-- Excerpted records --
+ + + + + + +
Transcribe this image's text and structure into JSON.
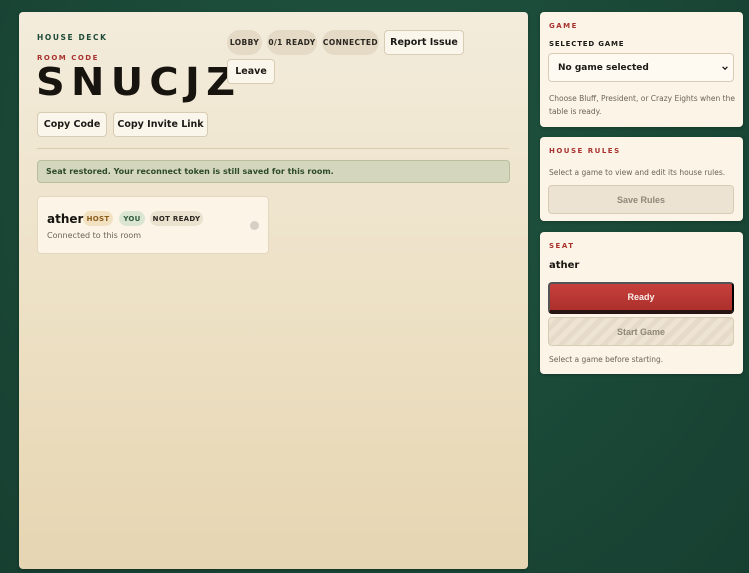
{
  "main": {
    "brand": "HOUSE DECK",
    "room_label": "ROOM CODE",
    "room_code": "SNUCJZ",
    "copy_code_label": "Copy Code",
    "copy_link_label": "Copy Invite Link",
    "status_pills": {
      "phase": "LOBBY",
      "ready_count": "0/1 READY",
      "connection": "CONNECTED"
    },
    "report_label": "Report Issue",
    "leave_label": "Leave",
    "notice": "Seat restored. Your reconnect token is still saved for this room.",
    "players": [
      {
        "name": "ather",
        "tags": {
          "host": "HOST",
          "you": "YOU",
          "ready": "NOT READY"
        },
        "subtitle": "Connected to this room",
        "status_color": "#d6d0c4"
      }
    ]
  },
  "sidebar": {
    "game": {
      "title": "GAME",
      "field_label": "SELECTED GAME",
      "selected_value": "No game selected",
      "help": "Choose Bluff, President, or Crazy Eights when the table is ready."
    },
    "rules": {
      "title": "HOUSE RULES",
      "help": "Select a game to view and edit its house rules.",
      "save_label": "Save Rules"
    },
    "seat": {
      "title": "SEAT",
      "name": "ather",
      "ready_label": "Ready",
      "start_label": "Start Game",
      "help": "Select a game before starting."
    }
  },
  "colors": {
    "background": "#1b4a38",
    "accent_red": "#a8322e",
    "brand_green": "#1d4a37",
    "ready_button": "#c6403c"
  }
}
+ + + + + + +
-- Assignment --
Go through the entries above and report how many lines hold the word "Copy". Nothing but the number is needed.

-- Answer box --
2